WHAT THIS TASK INVOLVES:
Would you print the listing that follows exactly, but without its pictures?

STUDY MATERIAL:
- - - - - - -

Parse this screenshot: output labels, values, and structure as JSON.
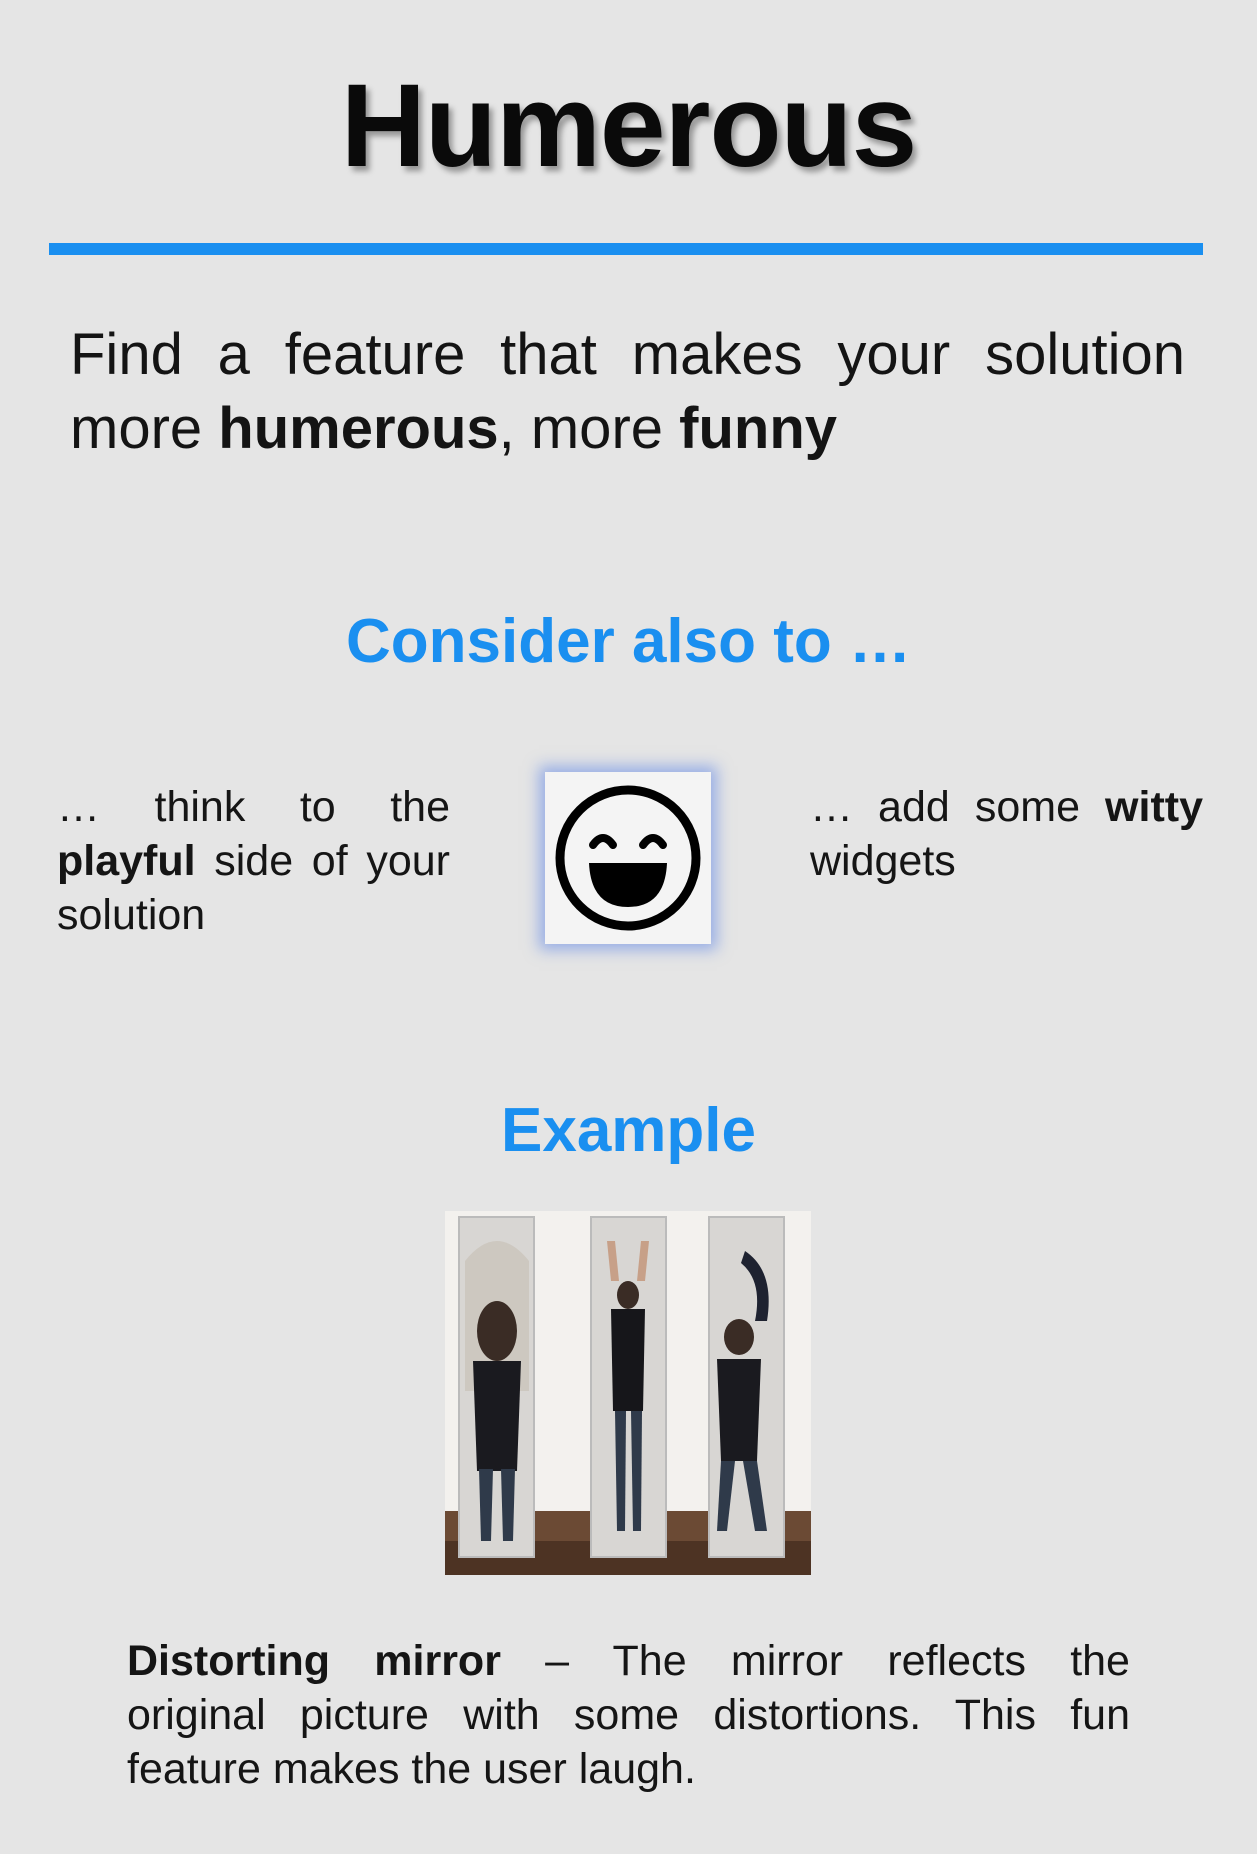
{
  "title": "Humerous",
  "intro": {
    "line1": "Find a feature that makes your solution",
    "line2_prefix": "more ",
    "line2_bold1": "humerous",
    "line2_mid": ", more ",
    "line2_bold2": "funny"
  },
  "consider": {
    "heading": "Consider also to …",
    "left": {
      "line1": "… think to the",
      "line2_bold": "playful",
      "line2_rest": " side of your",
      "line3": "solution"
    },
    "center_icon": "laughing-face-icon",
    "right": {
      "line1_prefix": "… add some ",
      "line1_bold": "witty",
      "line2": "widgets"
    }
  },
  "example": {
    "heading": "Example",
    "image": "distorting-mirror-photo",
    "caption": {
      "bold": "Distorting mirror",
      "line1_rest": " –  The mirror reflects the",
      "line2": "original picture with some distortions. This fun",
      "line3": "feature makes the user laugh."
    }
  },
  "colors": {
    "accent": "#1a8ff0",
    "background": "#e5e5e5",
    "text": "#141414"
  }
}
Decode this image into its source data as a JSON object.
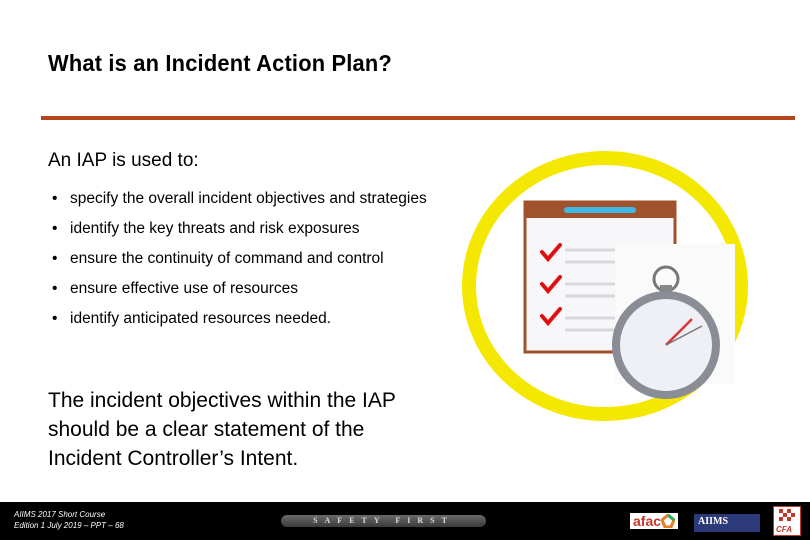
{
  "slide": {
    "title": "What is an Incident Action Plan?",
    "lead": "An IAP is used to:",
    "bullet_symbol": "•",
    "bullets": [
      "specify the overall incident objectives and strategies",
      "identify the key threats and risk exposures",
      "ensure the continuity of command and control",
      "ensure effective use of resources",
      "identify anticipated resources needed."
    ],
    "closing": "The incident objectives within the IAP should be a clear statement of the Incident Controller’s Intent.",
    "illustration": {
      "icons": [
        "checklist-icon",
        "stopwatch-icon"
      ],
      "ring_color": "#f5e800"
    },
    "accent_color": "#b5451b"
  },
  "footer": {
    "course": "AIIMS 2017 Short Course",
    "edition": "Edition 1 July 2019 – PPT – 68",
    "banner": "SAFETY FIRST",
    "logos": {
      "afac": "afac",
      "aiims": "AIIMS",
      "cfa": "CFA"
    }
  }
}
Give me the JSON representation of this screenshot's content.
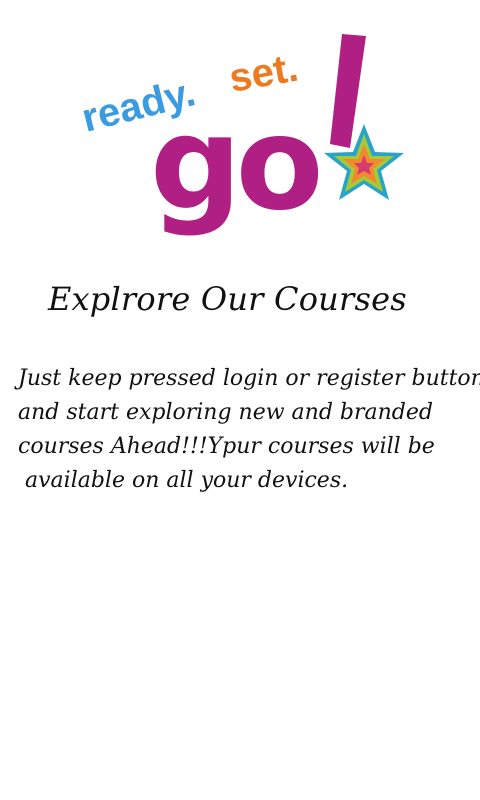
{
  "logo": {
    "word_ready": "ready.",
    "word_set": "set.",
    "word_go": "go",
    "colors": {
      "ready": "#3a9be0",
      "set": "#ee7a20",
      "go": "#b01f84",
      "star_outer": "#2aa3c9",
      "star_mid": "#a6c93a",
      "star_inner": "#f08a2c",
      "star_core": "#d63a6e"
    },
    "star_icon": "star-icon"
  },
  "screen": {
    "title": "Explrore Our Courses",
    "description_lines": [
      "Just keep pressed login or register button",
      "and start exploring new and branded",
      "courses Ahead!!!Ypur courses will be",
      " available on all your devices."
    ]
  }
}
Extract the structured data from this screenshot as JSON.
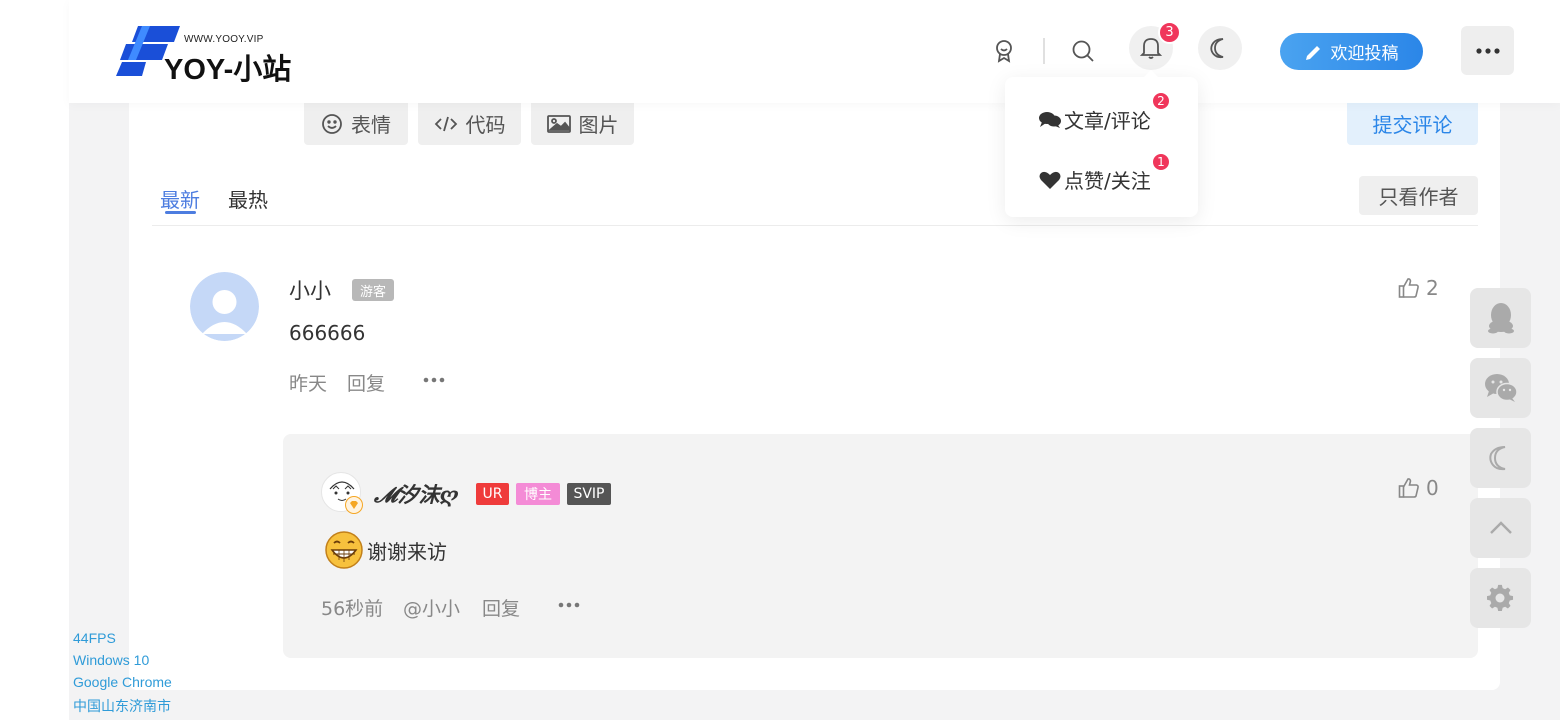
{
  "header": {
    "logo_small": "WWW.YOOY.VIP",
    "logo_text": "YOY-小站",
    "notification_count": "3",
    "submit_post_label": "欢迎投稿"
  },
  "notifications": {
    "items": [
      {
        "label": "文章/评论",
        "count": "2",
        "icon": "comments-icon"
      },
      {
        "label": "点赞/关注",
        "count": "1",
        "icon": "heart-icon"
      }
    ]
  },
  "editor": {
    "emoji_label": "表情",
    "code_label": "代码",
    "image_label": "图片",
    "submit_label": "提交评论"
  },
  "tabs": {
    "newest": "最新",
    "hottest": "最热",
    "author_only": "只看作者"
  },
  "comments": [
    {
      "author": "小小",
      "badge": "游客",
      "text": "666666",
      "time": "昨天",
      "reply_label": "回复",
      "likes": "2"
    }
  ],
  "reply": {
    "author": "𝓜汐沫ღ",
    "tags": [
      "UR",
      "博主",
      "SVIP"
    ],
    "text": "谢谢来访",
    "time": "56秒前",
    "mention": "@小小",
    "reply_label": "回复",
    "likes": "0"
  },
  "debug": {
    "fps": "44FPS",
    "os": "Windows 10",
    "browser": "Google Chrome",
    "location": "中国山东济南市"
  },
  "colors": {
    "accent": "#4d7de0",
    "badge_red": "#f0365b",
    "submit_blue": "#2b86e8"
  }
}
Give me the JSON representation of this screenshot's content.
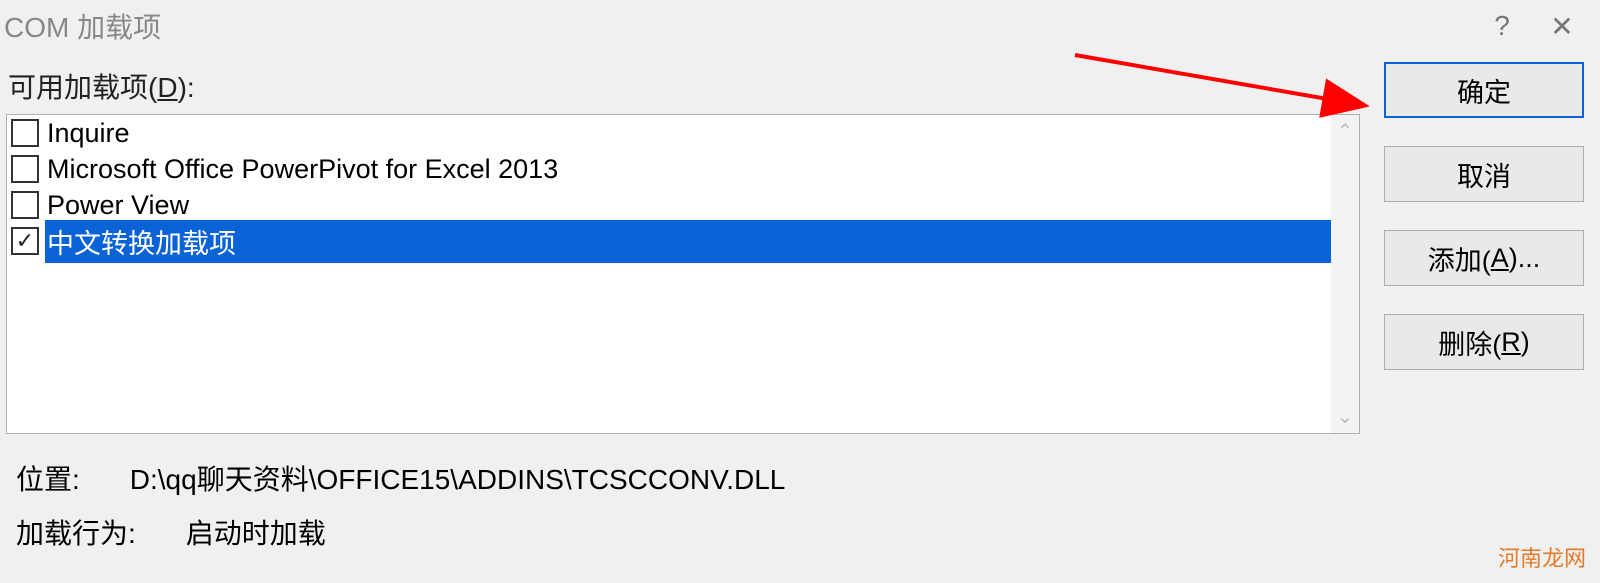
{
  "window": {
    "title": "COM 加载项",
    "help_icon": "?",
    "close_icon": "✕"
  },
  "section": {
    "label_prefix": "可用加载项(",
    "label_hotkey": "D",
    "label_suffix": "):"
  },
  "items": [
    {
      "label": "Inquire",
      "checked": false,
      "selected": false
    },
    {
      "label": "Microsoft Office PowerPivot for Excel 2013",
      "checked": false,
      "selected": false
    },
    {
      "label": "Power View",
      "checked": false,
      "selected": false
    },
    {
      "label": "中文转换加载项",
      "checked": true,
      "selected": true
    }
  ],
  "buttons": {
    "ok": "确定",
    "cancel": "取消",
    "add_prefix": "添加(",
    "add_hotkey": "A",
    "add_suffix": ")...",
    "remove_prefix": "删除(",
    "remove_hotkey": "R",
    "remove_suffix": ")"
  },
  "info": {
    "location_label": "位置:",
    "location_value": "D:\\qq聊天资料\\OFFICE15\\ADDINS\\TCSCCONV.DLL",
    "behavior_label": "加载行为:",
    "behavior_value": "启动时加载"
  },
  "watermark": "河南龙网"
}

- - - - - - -

RESULT:
Parse this screenshot: output labels, values, and structure as JSON.
{
  "title": "Humerous",
  "intro": {
    "line1": "Find a feature that makes your solution",
    "line2_prefix": "more ",
    "line2_bold1": "humerous",
    "line2_mid": ", more ",
    "line2_bold2": "funny"
  },
  "consider": {
    "heading": "Consider also to …",
    "left": {
      "line1": "… think to the",
      "line2_bold": "playful",
      "line2_rest": " side of your",
      "line3": "solution"
    },
    "center_icon": "laughing-face-icon",
    "right": {
      "line1_prefix": "… add some ",
      "line1_bold": "witty",
      "line2": "widgets"
    }
  },
  "example": {
    "heading": "Example",
    "image": "distorting-mirror-photo",
    "caption": {
      "bold": "Distorting mirror",
      "line1_rest": " –  The mirror reflects the",
      "line2": "original picture with some distortions. This fun",
      "line3": "feature makes the user laugh."
    }
  },
  "colors": {
    "accent": "#1a8ff0",
    "background": "#e5e5e5",
    "text": "#141414"
  }
}
Decode this image into its source data as a JSON object.
{
  "slide": {
    "title": "What is an Incident Action Plan?",
    "lead": "An IAP is used to:",
    "bullet_symbol": "•",
    "bullets": [
      "specify the overall incident objectives and strategies",
      "identify the key threats and risk exposures",
      "ensure the continuity of command and control",
      "ensure effective use of resources",
      "identify anticipated resources needed."
    ],
    "closing": "The incident objectives within the IAP should be a clear statement of the Incident Controller’s Intent.",
    "illustration": {
      "icons": [
        "checklist-icon",
        "stopwatch-icon"
      ],
      "ring_color": "#f5e800"
    },
    "accent_color": "#b5451b"
  },
  "footer": {
    "course": "AIIMS 2017 Short Course",
    "edition": "Edition 1 July 2019 – PPT – 68",
    "banner": "SAFETY FIRST",
    "logos": {
      "afac": "afac",
      "aiims": "AIIMS",
      "cfa": "CFA"
    }
  }
}
Give me the JSON representation of this screenshot's content.
{
  "logo": {
    "word_ready": "ready.",
    "word_set": "set.",
    "word_go": "go",
    "colors": {
      "ready": "#3a9be0",
      "set": "#ee7a20",
      "go": "#b01f84",
      "star_outer": "#2aa3c9",
      "star_mid": "#a6c93a",
      "star_inner": "#f08a2c",
      "star_core": "#d63a6e"
    },
    "star_icon": "star-icon"
  },
  "screen": {
    "title": "Explrore Our Courses",
    "description_lines": [
      "Just keep pressed login or register button",
      "and start exploring new and branded",
      "courses Ahead!!!Ypur courses will be",
      " available on all your devices."
    ]
  }
}
Extract the structured data from this screenshot as JSON.
{
  "header": {
    "logo_small": "WWW.YOOY.VIP",
    "logo_text": "YOY-小站",
    "notification_count": "3",
    "submit_post_label": "欢迎投稿"
  },
  "notifications": {
    "items": [
      {
        "label": "文章/评论",
        "count": "2",
        "icon": "comments-icon"
      },
      {
        "label": "点赞/关注",
        "count": "1",
        "icon": "heart-icon"
      }
    ]
  },
  "editor": {
    "emoji_label": "表情",
    "code_label": "代码",
    "image_label": "图片",
    "submit_label": "提交评论"
  },
  "tabs": {
    "newest": "最新",
    "hottest": "最热",
    "author_only": "只看作者"
  },
  "comments": [
    {
      "author": "小小",
      "badge": "游客",
      "text": "666666",
      "time": "昨天",
      "reply_label": "回复",
      "likes": "2"
    }
  ],
  "reply": {
    "author": "𝓜汐沫ღ",
    "tags": [
      "UR",
      "博主",
      "SVIP"
    ],
    "text": "谢谢来访",
    "time": "56秒前",
    "mention": "@小小",
    "reply_label": "回复",
    "likes": "0"
  },
  "debug": {
    "fps": "44FPS",
    "os": "Windows 10",
    "browser": "Google Chrome",
    "location": "中国山东济南市"
  },
  "colors": {
    "accent": "#4d7de0",
    "badge_red": "#f0365b",
    "submit_blue": "#2b86e8"
  }
}
Give me the JSON representation of this screenshot's content.
{
  "window": {
    "title": "COM 加载项",
    "help_icon": "?",
    "close_icon": "✕"
  },
  "section": {
    "label_prefix": "可用加载项(",
    "label_hotkey": "D",
    "label_suffix": "):"
  },
  "items": [
    {
      "label": "Inquire",
      "checked": false,
      "selected": false
    },
    {
      "label": "Microsoft Office PowerPivot for Excel 2013",
      "checked": false,
      "selected": false
    },
    {
      "label": "Power View",
      "checked": false,
      "selected": false
    },
    {
      "label": "中文转换加载项",
      "checked": true,
      "selected": true
    }
  ],
  "buttons": {
    "ok": "确定",
    "cancel": "取消",
    "add_prefix": "添加(",
    "add_hotkey": "A",
    "add_suffix": ")...",
    "remove_prefix": "删除(",
    "remove_hotkey": "R",
    "remove_suffix": ")"
  },
  "info": {
    "location_label": "位置:",
    "location_value": "D:\\qq聊天资料\\OFFICE15\\ADDINS\\TCSCCONV.DLL",
    "behavior_label": "加载行为:",
    "behavior_value": "启动时加载"
  },
  "watermark": "河南龙网"
}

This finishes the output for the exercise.